> **WHAT THE TASK REQUIRES**: Go through the listing below and return each line that includes "content".

LISTED ENTRIES: Begin

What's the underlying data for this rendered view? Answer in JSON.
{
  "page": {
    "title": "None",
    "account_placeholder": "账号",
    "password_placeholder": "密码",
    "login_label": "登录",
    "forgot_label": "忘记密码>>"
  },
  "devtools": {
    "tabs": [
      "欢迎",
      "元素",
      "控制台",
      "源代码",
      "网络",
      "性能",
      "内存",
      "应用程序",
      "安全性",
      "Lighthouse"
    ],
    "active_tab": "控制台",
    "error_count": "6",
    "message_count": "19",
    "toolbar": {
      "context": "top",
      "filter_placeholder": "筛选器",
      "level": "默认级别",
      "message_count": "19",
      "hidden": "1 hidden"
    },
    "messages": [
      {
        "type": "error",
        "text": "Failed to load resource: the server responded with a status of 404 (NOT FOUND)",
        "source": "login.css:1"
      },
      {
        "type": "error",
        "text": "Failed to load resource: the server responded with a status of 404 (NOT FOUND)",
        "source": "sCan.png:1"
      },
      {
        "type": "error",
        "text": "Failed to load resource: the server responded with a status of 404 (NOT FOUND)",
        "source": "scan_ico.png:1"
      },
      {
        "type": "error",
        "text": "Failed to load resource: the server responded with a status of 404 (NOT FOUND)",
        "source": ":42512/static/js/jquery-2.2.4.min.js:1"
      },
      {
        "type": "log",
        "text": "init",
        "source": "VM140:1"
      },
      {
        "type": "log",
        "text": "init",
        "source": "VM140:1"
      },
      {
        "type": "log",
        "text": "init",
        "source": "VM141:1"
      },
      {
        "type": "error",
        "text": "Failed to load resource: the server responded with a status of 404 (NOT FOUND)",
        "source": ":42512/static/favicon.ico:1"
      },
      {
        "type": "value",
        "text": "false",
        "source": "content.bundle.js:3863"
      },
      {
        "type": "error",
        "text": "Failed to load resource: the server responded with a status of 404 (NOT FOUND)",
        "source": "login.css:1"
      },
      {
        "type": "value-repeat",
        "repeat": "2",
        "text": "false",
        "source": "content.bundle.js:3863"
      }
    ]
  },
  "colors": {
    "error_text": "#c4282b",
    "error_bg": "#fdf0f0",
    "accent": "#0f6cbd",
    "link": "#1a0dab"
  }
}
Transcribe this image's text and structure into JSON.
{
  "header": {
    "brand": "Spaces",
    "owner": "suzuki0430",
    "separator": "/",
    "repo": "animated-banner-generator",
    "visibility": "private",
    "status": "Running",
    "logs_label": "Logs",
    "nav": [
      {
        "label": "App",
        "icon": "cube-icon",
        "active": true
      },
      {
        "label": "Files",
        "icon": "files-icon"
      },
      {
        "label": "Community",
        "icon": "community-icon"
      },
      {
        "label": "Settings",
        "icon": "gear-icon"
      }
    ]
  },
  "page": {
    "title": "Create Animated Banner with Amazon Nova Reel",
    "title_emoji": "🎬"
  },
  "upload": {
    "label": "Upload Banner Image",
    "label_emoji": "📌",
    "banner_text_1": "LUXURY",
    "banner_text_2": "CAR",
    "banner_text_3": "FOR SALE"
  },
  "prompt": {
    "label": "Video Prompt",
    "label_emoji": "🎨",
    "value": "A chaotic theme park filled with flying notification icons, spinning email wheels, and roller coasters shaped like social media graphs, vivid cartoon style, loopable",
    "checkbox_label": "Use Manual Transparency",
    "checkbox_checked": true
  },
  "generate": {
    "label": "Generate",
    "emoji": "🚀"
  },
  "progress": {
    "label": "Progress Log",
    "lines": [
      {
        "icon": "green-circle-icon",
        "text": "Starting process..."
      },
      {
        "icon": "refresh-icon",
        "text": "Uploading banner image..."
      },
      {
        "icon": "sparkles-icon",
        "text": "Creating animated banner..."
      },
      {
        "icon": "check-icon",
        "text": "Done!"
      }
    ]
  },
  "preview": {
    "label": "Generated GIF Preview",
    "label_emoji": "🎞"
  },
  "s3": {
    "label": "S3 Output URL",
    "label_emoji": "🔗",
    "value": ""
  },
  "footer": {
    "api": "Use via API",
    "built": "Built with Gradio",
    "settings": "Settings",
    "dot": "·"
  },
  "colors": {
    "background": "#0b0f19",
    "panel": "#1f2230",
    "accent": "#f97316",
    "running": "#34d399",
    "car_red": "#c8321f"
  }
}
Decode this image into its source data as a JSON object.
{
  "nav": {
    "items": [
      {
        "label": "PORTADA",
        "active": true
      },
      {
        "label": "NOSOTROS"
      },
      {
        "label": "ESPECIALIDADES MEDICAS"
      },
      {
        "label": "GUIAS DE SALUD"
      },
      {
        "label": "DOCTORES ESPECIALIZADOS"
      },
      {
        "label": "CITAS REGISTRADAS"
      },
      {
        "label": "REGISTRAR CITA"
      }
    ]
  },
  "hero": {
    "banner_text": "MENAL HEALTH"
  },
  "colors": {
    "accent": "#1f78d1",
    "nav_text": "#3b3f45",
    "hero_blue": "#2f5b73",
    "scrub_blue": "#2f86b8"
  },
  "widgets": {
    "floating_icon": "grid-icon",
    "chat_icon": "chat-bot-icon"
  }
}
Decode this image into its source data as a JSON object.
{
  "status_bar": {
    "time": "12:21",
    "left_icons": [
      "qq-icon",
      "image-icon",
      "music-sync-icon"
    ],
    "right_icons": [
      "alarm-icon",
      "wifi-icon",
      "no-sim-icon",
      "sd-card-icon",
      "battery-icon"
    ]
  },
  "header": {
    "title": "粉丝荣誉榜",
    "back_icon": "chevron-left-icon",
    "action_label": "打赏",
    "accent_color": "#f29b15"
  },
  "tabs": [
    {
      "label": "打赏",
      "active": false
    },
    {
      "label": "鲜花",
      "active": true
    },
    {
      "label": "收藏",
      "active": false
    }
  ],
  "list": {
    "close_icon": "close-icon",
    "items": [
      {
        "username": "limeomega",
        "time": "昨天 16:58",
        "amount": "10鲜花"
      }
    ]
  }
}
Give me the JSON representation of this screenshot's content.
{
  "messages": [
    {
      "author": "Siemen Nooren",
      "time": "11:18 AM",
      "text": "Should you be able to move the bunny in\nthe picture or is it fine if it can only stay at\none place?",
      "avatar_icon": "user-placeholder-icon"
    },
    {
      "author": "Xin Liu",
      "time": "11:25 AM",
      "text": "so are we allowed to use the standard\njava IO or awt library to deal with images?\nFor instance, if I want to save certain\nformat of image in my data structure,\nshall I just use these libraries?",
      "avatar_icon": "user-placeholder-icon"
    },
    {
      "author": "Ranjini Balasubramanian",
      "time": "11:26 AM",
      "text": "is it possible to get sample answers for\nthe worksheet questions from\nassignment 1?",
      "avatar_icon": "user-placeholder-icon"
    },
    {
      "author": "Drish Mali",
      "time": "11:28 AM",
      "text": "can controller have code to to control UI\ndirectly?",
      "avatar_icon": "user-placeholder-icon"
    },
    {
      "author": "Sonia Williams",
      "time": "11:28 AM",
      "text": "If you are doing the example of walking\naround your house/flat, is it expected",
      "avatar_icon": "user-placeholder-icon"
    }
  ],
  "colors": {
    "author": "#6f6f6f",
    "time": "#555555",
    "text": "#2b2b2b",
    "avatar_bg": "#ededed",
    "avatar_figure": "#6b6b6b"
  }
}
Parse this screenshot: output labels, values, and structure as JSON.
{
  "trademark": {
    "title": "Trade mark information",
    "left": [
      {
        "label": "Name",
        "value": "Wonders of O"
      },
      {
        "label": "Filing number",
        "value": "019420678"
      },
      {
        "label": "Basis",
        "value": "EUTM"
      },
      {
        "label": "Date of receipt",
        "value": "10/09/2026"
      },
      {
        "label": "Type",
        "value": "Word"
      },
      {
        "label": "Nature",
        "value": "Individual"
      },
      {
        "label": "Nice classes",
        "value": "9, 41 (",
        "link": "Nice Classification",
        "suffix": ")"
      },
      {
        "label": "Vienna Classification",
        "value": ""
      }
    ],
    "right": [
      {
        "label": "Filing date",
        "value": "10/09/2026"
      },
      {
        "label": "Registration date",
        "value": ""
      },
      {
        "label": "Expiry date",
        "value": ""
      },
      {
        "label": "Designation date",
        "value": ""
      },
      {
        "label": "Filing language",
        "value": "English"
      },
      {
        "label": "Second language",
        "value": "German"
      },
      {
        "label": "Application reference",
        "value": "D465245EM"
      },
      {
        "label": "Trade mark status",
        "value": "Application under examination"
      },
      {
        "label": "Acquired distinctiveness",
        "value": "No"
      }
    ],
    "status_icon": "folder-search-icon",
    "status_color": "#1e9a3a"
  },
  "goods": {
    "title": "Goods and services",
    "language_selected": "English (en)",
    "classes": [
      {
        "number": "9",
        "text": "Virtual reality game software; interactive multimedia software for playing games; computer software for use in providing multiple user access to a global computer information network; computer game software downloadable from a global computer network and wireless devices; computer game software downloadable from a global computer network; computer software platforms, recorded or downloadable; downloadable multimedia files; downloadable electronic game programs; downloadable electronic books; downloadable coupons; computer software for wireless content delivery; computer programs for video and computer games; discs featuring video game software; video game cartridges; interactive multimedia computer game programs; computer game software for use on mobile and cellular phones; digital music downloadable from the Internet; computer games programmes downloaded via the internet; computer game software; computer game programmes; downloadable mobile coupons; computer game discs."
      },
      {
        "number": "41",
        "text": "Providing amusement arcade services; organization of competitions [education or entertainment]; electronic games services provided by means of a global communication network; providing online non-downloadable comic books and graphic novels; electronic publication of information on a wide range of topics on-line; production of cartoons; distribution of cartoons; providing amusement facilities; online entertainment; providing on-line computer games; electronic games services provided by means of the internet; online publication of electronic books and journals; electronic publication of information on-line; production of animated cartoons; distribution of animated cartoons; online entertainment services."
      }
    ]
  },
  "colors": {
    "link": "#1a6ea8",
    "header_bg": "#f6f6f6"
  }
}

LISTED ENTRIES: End

> **TASK OUTPUT**:
        "source": "content.bundle.js:3863"
        "source": "content.bundle.js:3863"
Give me the JSON representation of this screenshot's content.
        "text": "Virtual reality game software; interactive multimedia software for playing games; computer software for use in providing multiple user access to a global computer information network; computer game software downloadable from a global computer network and wireless devices; computer game software downloadable from a global computer network; computer software platforms, recorded or downloadable; downloadable multimedia files; downloadable electronic game programs; downloadable electronic books; downloadable coupons; computer software for wireless content delivery; computer programs for video and computer games; discs featuring video game software; video game cartridges; interactive multimedia computer game programs; computer game software for use on mobile and cellular phones; digital music downloadable from the Internet; computer games programmes downloaded via the internet; computer game software; computer game programmes; downloadable mobile coupons; computer game discs."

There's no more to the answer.